THE TASK:
Each entry should be printed exactly, with its images omitted.

--- SUPPLIED ENTRIES Enclosed Below ---

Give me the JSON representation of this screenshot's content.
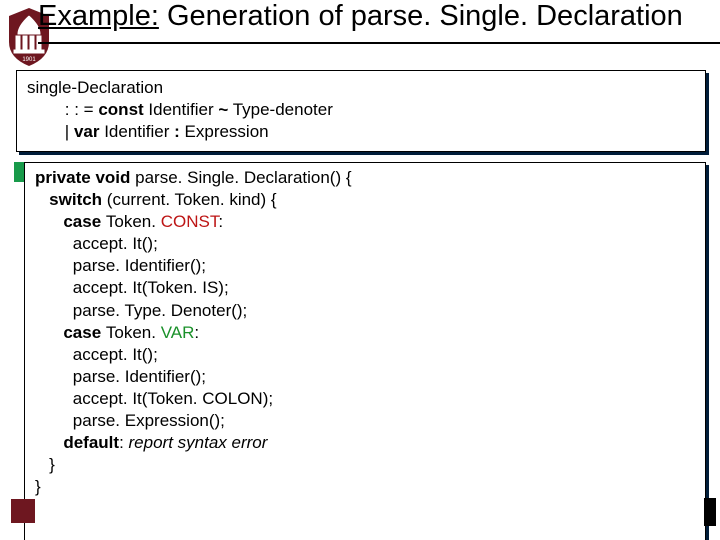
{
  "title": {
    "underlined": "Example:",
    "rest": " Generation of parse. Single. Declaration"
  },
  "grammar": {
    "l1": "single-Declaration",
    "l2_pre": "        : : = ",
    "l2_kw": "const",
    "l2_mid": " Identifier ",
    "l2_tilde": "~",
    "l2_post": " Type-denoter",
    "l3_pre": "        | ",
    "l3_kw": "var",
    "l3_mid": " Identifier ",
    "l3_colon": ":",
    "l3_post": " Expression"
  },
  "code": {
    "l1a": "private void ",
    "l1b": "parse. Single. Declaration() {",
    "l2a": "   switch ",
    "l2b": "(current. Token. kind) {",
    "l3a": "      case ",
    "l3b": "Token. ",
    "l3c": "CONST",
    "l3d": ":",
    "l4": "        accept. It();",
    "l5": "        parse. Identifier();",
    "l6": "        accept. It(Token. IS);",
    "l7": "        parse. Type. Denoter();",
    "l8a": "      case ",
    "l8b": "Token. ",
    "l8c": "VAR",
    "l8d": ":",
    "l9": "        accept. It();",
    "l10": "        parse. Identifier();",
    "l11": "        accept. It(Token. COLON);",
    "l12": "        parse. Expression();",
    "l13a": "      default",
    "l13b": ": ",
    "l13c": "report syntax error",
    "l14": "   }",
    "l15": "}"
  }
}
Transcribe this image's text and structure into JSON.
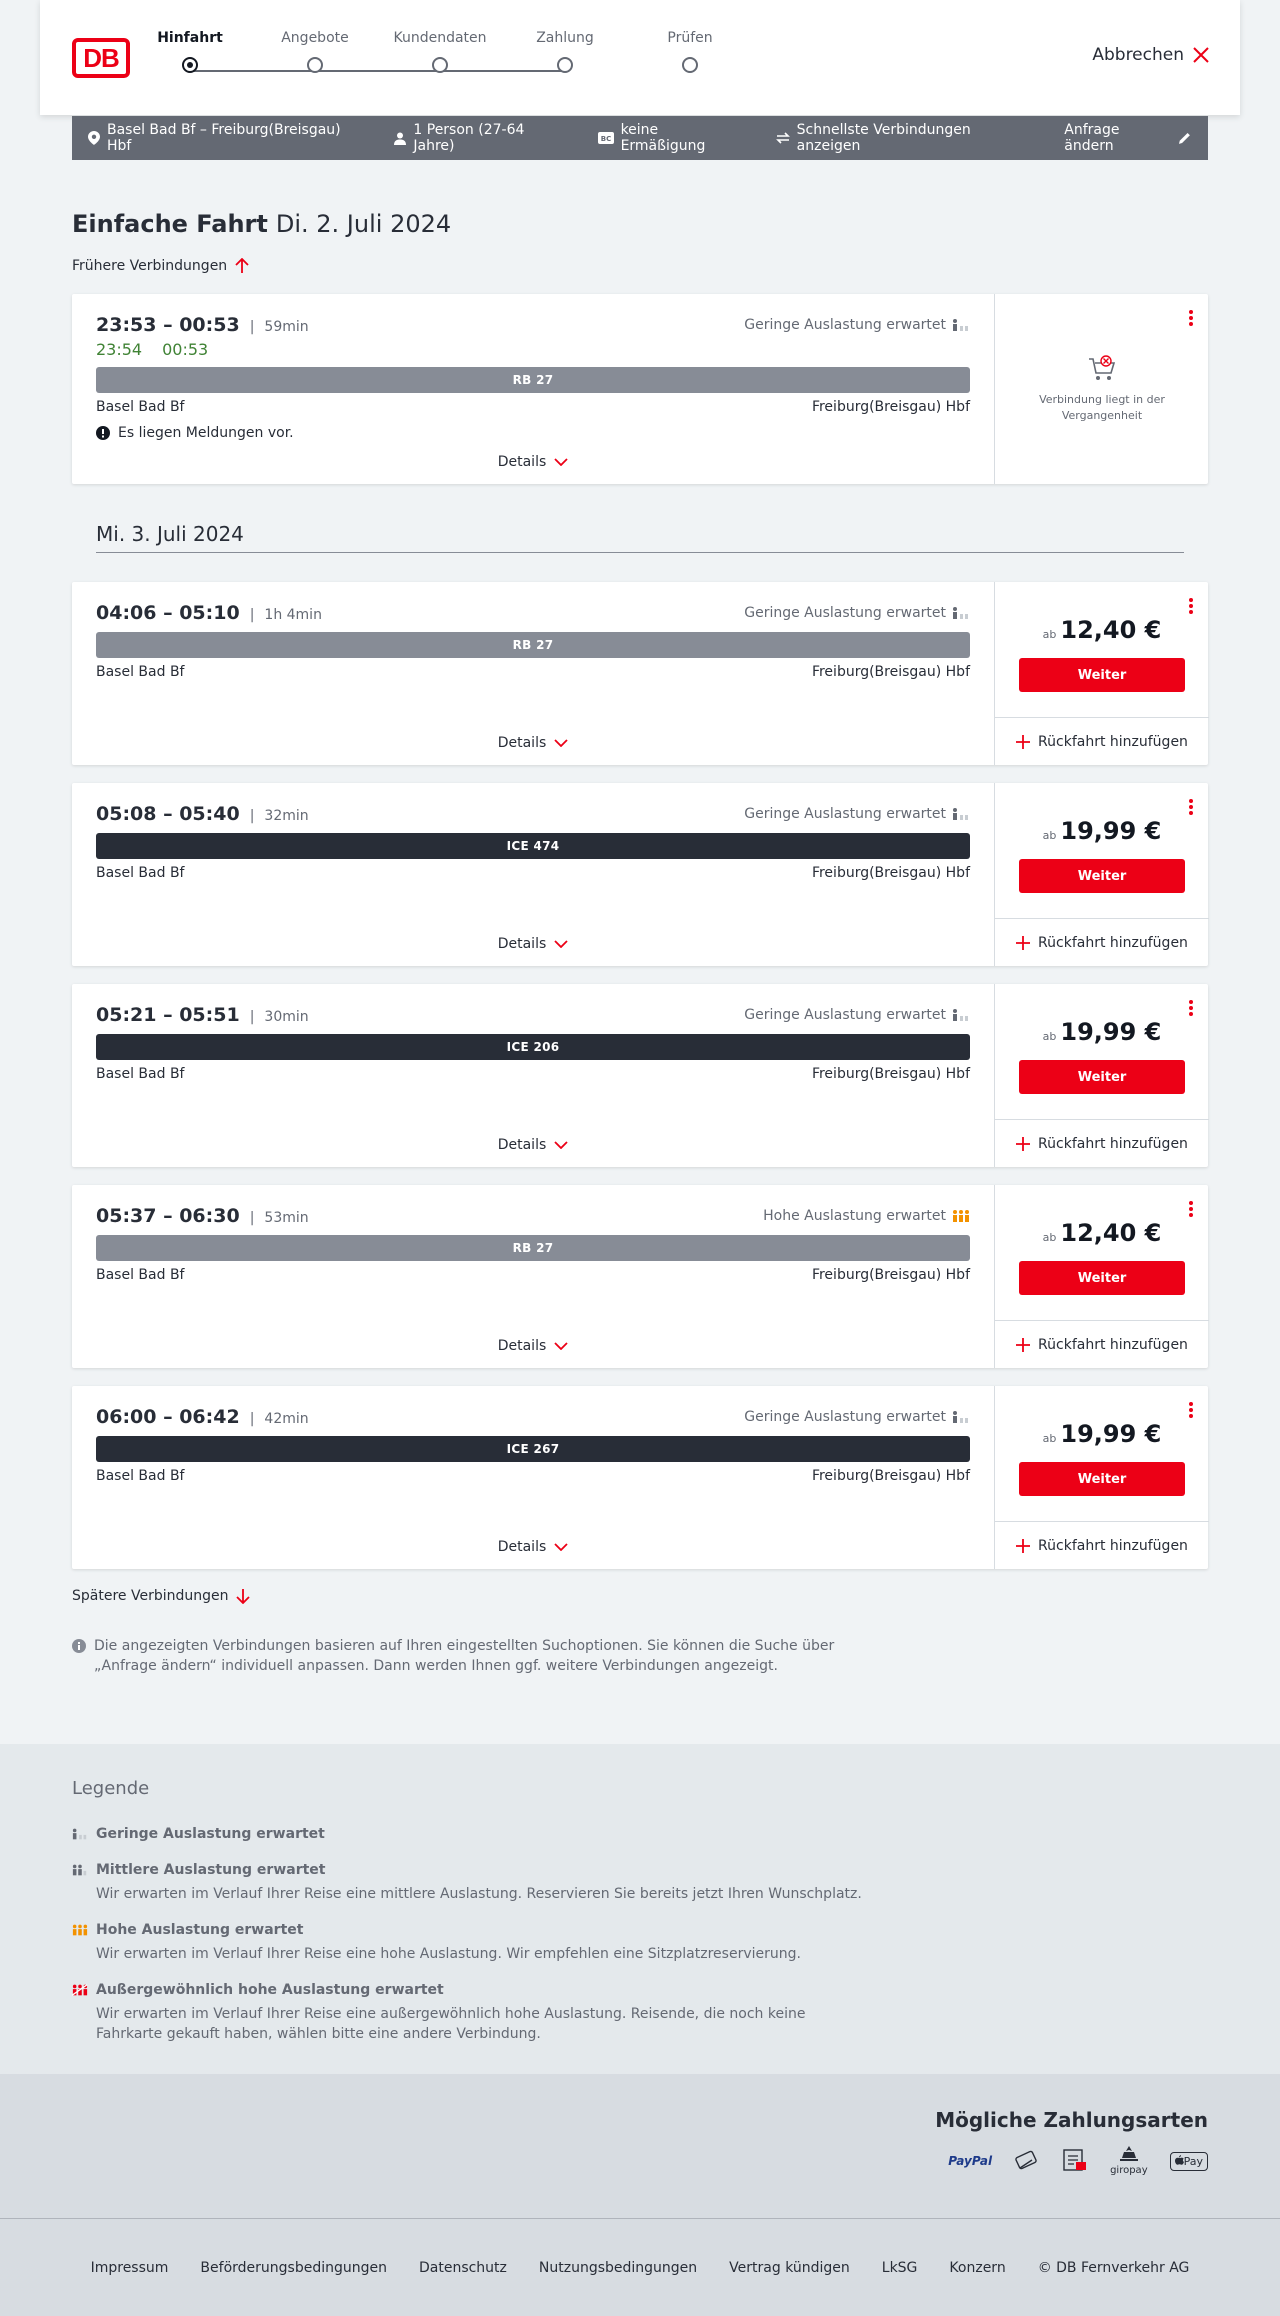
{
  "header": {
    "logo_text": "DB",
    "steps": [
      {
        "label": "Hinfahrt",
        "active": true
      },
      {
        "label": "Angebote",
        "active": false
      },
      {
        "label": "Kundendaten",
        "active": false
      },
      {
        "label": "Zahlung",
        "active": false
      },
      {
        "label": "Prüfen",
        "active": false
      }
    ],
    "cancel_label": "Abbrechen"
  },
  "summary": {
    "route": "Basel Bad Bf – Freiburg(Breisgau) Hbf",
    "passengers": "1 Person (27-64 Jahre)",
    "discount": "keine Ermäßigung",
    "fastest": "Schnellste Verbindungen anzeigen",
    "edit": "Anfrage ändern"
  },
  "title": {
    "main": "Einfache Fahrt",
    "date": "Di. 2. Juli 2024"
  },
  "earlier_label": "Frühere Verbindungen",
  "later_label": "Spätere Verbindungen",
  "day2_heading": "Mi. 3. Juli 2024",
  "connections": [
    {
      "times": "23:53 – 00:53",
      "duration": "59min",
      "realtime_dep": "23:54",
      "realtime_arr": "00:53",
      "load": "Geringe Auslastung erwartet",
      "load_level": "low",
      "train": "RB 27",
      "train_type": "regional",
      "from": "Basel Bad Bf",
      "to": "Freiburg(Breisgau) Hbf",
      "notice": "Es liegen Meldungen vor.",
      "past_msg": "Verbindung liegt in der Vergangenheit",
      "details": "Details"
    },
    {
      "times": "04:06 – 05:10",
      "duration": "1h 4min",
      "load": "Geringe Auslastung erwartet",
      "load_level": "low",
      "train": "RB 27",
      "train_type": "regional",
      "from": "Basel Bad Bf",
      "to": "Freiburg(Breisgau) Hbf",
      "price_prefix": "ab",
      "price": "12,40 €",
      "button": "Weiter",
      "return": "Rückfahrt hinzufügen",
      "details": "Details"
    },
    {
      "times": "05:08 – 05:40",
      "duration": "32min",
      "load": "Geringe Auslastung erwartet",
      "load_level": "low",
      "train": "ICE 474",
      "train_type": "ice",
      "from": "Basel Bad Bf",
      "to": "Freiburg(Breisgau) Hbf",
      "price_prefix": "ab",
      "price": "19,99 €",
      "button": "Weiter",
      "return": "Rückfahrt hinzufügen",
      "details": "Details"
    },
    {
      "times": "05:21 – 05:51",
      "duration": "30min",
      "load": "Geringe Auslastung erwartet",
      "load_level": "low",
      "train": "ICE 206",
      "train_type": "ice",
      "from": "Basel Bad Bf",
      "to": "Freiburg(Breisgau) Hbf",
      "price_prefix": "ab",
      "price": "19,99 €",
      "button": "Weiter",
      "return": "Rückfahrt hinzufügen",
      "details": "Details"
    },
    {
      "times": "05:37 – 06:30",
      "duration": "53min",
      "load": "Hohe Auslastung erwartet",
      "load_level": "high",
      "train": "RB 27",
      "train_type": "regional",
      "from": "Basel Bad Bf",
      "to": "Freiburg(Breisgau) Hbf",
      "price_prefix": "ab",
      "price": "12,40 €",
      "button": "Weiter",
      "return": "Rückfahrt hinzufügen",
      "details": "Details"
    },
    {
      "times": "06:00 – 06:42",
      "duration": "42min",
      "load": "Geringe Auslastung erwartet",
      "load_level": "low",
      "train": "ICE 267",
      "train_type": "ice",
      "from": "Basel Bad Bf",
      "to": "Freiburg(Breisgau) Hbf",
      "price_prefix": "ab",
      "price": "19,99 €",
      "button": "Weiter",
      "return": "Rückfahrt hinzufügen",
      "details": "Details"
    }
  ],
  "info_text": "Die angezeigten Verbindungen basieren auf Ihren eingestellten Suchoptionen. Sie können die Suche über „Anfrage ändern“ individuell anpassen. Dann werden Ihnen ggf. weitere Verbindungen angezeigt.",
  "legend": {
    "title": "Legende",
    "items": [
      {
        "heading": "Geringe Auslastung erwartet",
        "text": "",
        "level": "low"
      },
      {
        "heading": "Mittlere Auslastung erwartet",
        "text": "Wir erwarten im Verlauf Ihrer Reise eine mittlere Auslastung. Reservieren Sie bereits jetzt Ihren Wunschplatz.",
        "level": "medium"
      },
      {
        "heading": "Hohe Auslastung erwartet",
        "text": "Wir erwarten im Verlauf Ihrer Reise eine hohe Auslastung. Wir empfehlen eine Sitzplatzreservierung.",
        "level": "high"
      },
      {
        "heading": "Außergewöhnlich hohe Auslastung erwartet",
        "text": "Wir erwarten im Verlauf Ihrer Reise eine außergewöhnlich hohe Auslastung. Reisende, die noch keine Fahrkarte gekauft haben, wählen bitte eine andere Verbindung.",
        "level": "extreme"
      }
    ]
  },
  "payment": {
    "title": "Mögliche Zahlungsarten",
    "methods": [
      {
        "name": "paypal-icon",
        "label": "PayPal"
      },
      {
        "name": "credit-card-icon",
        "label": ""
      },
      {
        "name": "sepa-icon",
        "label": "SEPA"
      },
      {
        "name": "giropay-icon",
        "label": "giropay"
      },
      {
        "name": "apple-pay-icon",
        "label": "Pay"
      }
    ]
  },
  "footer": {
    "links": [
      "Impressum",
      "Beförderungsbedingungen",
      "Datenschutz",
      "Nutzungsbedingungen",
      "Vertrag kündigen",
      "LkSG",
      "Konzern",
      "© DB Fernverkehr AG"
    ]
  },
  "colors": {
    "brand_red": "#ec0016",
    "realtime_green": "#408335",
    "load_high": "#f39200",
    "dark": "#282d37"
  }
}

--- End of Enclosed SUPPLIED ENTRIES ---

SOLVED EXERCISE:
Give me the JSON representation of this screenshot's content.
{
  "title": {
    "underlined": "Example:",
    "rest": " Generation of parse. Single. Declaration"
  },
  "grammar": {
    "l1": "single-Declaration",
    "l2_pre": "        : : = ",
    "l2_kw": "const",
    "l2_mid": " Identifier ",
    "l2_tilde": "~",
    "l2_post": " Type-denoter",
    "l3_pre": "        | ",
    "l3_kw": "var",
    "l3_mid": " Identifier ",
    "l3_colon": ":",
    "l3_post": " Expression"
  },
  "code": {
    "l1a": "private void ",
    "l1b": "parse. Single. Declaration() {",
    "l2a": "   switch ",
    "l2b": "(current. Token. kind) {",
    "l3a": "      case ",
    "l3b": "Token. ",
    "l3c": "CONST",
    "l3d": ":",
    "l4": "        accept. It();",
    "l5": "        parse. Identifier();",
    "l6": "        accept. It(Token. IS);",
    "l7": "        parse. Type. Denoter();",
    "l8a": "      case ",
    "l8b": "Token. ",
    "l8c": "VAR",
    "l8d": ":",
    "l9": "        accept. It();",
    "l10": "        parse. Identifier();",
    "l11": "        accept. It(Token. COLON);",
    "l12": "        parse. Expression();",
    "l13a": "      default",
    "l13b": ": ",
    "l13c": "report syntax error",
    "l14": "   }",
    "l15": "}"
  }
}
Transcribe this image's text and structure into JSON.
{
  "header": {
    "logo_text": "DB",
    "steps": [
      {
        "label": "Hinfahrt",
        "active": true
      },
      {
        "label": "Angebote",
        "active": false
      },
      {
        "label": "Kundendaten",
        "active": false
      },
      {
        "label": "Zahlung",
        "active": false
      },
      {
        "label": "Prüfen",
        "active": false
      }
    ],
    "cancel_label": "Abbrechen"
  },
  "summary": {
    "route": "Basel Bad Bf – Freiburg(Breisgau) Hbf",
    "passengers": "1 Person (27-64 Jahre)",
    "discount": "keine Ermäßigung",
    "fastest": "Schnellste Verbindungen anzeigen",
    "edit": "Anfrage ändern"
  },
  "title": {
    "main": "Einfache Fahrt",
    "date": "Di. 2. Juli 2024"
  },
  "earlier_label": "Frühere Verbindungen",
  "later_label": "Spätere Verbindungen",
  "day2_heading": "Mi. 3. Juli 2024",
  "connections": [
    {
      "times": "23:53 – 00:53",
      "duration": "59min",
      "realtime_dep": "23:54",
      "realtime_arr": "00:53",
      "load": "Geringe Auslastung erwartet",
      "load_level": "low",
      "train": "RB 27",
      "train_type": "regional",
      "from": "Basel Bad Bf",
      "to": "Freiburg(Breisgau) Hbf",
      "notice": "Es liegen Meldungen vor.",
      "past_msg": "Verbindung liegt in der Vergangenheit",
      "details": "Details"
    },
    {
      "times": "04:06 – 05:10",
      "duration": "1h 4min",
      "load": "Geringe Auslastung erwartet",
      "load_level": "low",
      "train": "RB 27",
      "train_type": "regional",
      "from": "Basel Bad Bf",
      "to": "Freiburg(Breisgau) Hbf",
      "price_prefix": "ab",
      "price": "12,40 €",
      "button": "Weiter",
      "return": "Rückfahrt hinzufügen",
      "details": "Details"
    },
    {
      "times": "05:08 – 05:40",
      "duration": "32min",
      "load": "Geringe Auslastung erwartet",
      "load_level": "low",
      "train": "ICE 474",
      "train_type": "ice",
      "from": "Basel Bad Bf",
      "to": "Freiburg(Breisgau) Hbf",
      "price_prefix": "ab",
      "price": "19,99 €",
      "button": "Weiter",
      "return": "Rückfahrt hinzufügen",
      "details": "Details"
    },
    {
      "times": "05:21 – 05:51",
      "duration": "30min",
      "load": "Geringe Auslastung erwartet",
      "load_level": "low",
      "train": "ICE 206",
      "train_type": "ice",
      "from": "Basel Bad Bf",
      "to": "Freiburg(Breisgau) Hbf",
      "price_prefix": "ab",
      "price": "19,99 €",
      "button": "Weiter",
      "return": "Rückfahrt hinzufügen",
      "details": "Details"
    },
    {
      "times": "05:37 – 06:30",
      "duration": "53min",
      "load": "Hohe Auslastung erwartet",
      "load_level": "high",
      "train": "RB 27",
      "train_type": "regional",
      "from": "Basel Bad Bf",
      "to": "Freiburg(Breisgau) Hbf",
      "price_prefix": "ab",
      "price": "12,40 €",
      "button": "Weiter",
      "return": "Rückfahrt hinzufügen",
      "details": "Details"
    },
    {
      "times": "06:00 – 06:42",
      "duration": "42min",
      "load": "Geringe Auslastung erwartet",
      "load_level": "low",
      "train": "ICE 267",
      "train_type": "ice",
      "from": "Basel Bad Bf",
      "to": "Freiburg(Breisgau) Hbf",
      "price_prefix": "ab",
      "price": "19,99 €",
      "button": "Weiter",
      "return": "Rückfahrt hinzufügen",
      "details": "Details"
    }
  ],
  "info_text": "Die angezeigten Verbindungen basieren auf Ihren eingestellten Suchoptionen. Sie können die Suche über „Anfrage ändern“ individuell anpassen. Dann werden Ihnen ggf. weitere Verbindungen angezeigt.",
  "legend": {
    "title": "Legende",
    "items": [
      {
        "heading": "Geringe Auslastung erwartet",
        "text": "",
        "level": "low"
      },
      {
        "heading": "Mittlere Auslastung erwartet",
        "text": "Wir erwarten im Verlauf Ihrer Reise eine mittlere Auslastung. Reservieren Sie bereits jetzt Ihren Wunschplatz.",
        "level": "medium"
      },
      {
        "heading": "Hohe Auslastung erwartet",
        "text": "Wir erwarten im Verlauf Ihrer Reise eine hohe Auslastung. Wir empfehlen eine Sitzplatzreservierung.",
        "level": "high"
      },
      {
        "heading": "Außergewöhnlich hohe Auslastung erwartet",
        "text": "Wir erwarten im Verlauf Ihrer Reise eine außergewöhnlich hohe Auslastung. Reisende, die noch keine Fahrkarte gekauft haben, wählen bitte eine andere Verbindung.",
        "level": "extreme"
      }
    ]
  },
  "payment": {
    "title": "Mögliche Zahlungsarten",
    "methods": [
      {
        "name": "paypal-icon",
        "label": "PayPal"
      },
      {
        "name": "credit-card-icon",
        "label": ""
      },
      {
        "name": "sepa-icon",
        "label": "SEPA"
      },
      {
        "name": "giropay-icon",
        "label": "giropay"
      },
      {
        "name": "apple-pay-icon",
        "label": "Pay"
      }
    ]
  },
  "footer": {
    "links": [
      "Impressum",
      "Beförderungsbedingungen",
      "Datenschutz",
      "Nutzungsbedingungen",
      "Vertrag kündigen",
      "LkSG",
      "Konzern",
      "© DB Fernverkehr AG"
    ]
  },
  "colors": {
    "brand_red": "#ec0016",
    "realtime_green": "#408335",
    "load_high": "#f39200",
    "dark": "#282d37"
  }
}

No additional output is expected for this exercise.